Before European Hegemony by Janet Abu-Lughod, discusses 13th century world economics. She talks about the world system being centered primarily in the middle and far east, while Europe was a minor player at best. Abu-Lughod's main thesis is that although Europe utlimately became the dominant hegemon in world economics, there was no inherent reason for why this should have become the case. She begins with a look at Europe and their position in the world. With the fall of the Roman Empire, northwestern Europe sufferred through a period of invasions and isolation known as the Dark Ages. The eastern and southern parts of Europe, although affected by the Roman Empire's collapse, did not go through the same process as northwest Europe. Italy was able to keep its contacts alive with the rest of the world. In particular, Genoa,Venice and other coastal city-states kept in close contact with members of different nations and was able to serve a crucial link between Europe and the middle eastern system. The crusades also played a large role in world economics and politics in the 13th century. These holy wars helped to expand European horizons and increase trading prospects. As Europe began to re-emerge from the Dark Ages, trading opportunities became more numerous. First the fairs of Champagne and Brie provided the biggest trading opportunity. The fairs began at first to be as periodic markets but eventually evolved into sites of continuous trading. With the evolution of the markets, it became important to implement bankers to oversee currency exchange, credit, record keeping and establish a system of security for the merchants traveling to and from the fairs.

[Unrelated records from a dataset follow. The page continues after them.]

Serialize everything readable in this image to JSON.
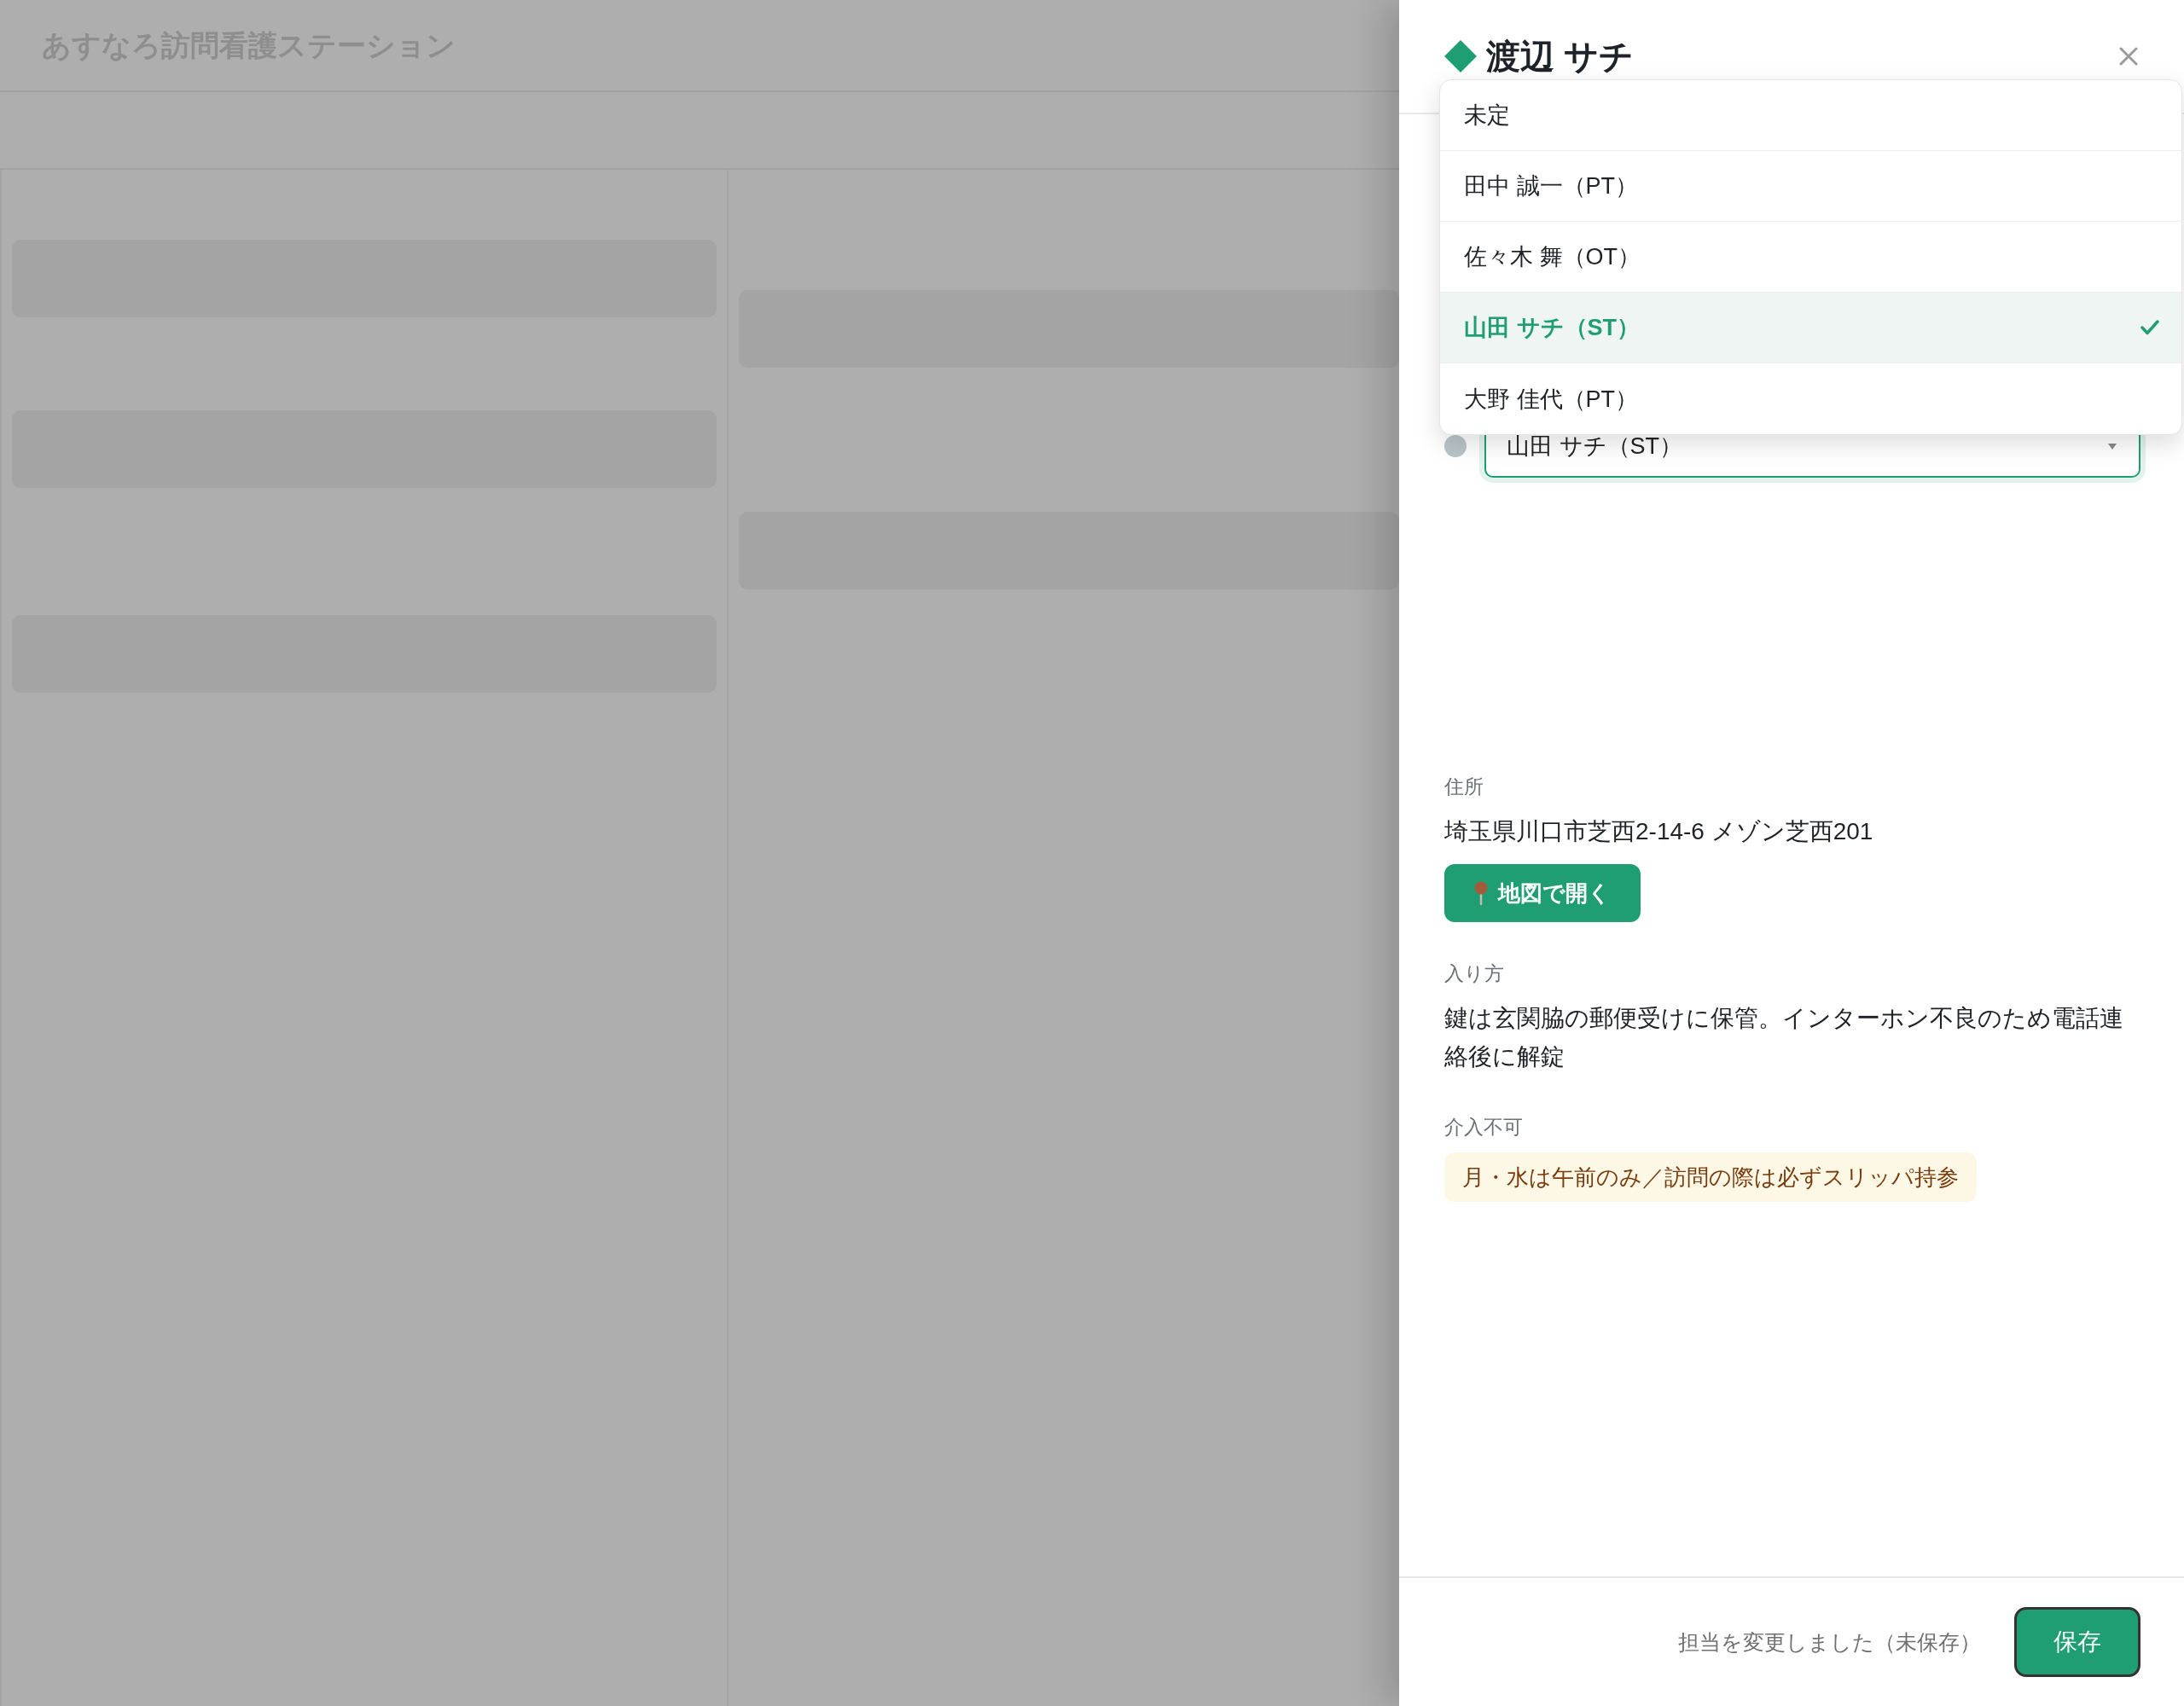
{
  "app": {
    "title": "あすなろ訪問看護ステーション"
  },
  "drawer": {
    "title": "渡辺 サチ",
    "assignee_select": {
      "value": "山田 サチ（ST）",
      "expanded": true,
      "options": [
        {
          "label": "未定",
          "selected": false
        },
        {
          "label": "田中 誠一（PT）",
          "selected": false
        },
        {
          "label": "佐々木 舞（OT）",
          "selected": false
        },
        {
          "label": "山田 サチ（ST）",
          "selected": true
        },
        {
          "label": "大野 佳代（PT）",
          "selected": false
        }
      ]
    },
    "sections": [
      {
        "label": "住所",
        "kind": "text",
        "text": "埼玉県川口市芝西2-14-6 メゾン芝西201",
        "button": "地図で開く"
      },
      {
        "label": "入り方",
        "kind": "text",
        "text": "鍵は玄関脇の郵便受けに保管。インターホン不良のため電話連絡後に解錠"
      },
      {
        "label": "介入不可",
        "kind": "warning",
        "text": "月・水は午前のみ／訪問の際は必ずスリッパ持参"
      }
    ],
    "footer": {
      "status": "担当を変更しました（未保存）",
      "save_button": "保存"
    }
  }
}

The Italians were extremely important to operations of the fairs. Because of their crafty business skills and goods obtained through their contacts with the middle and far east, they increased the popularity and relevance of the mrkets. The markets here declined as a result of the Flemish controversy, annexation and the discovery of a new Atlantic sea route that bypassed France. Soon after, the trading towns of Ghent and Bruges emerged and developd the new locale for the fairs. However, just like the Champagne and Brie, these fairs eventually collapsed and gave way to maritime trade. The decline of these fairs were due to a combination of factors as well, but the biggest one seemed to be the Black Death, which claimed appoximately 40-50% of Europe's population and important trading centers like Italy, France, and Flanders were hit the hardest. In summary Europe's venture into the world system was effected by economic, political and natural varibales that impacted the population and trading abilities.

What I found intersting is that the author shows that Champagne and Bruges and other trading towns did not necessarily deserve to fail, but the political and natural occurrences decided their fate. This she says, is the same case for the fall of economic centers in China and other eastern countries of the world system. I find her take on European hegemony quite refreshing. Instead of advocating that Europe was somehow innately "better" than the world powers of the middle and far east,and therefore, naturally assumed a dominat role, she believes hegemony was a consequence of many factors and the west came to dominate because the circumstances were right at the time for the west. I am a senior this year and I have never had a course that told both the European and the eastern perspectives. Why does western academia tend to ignore the role and importance of the east when teaching its students world history?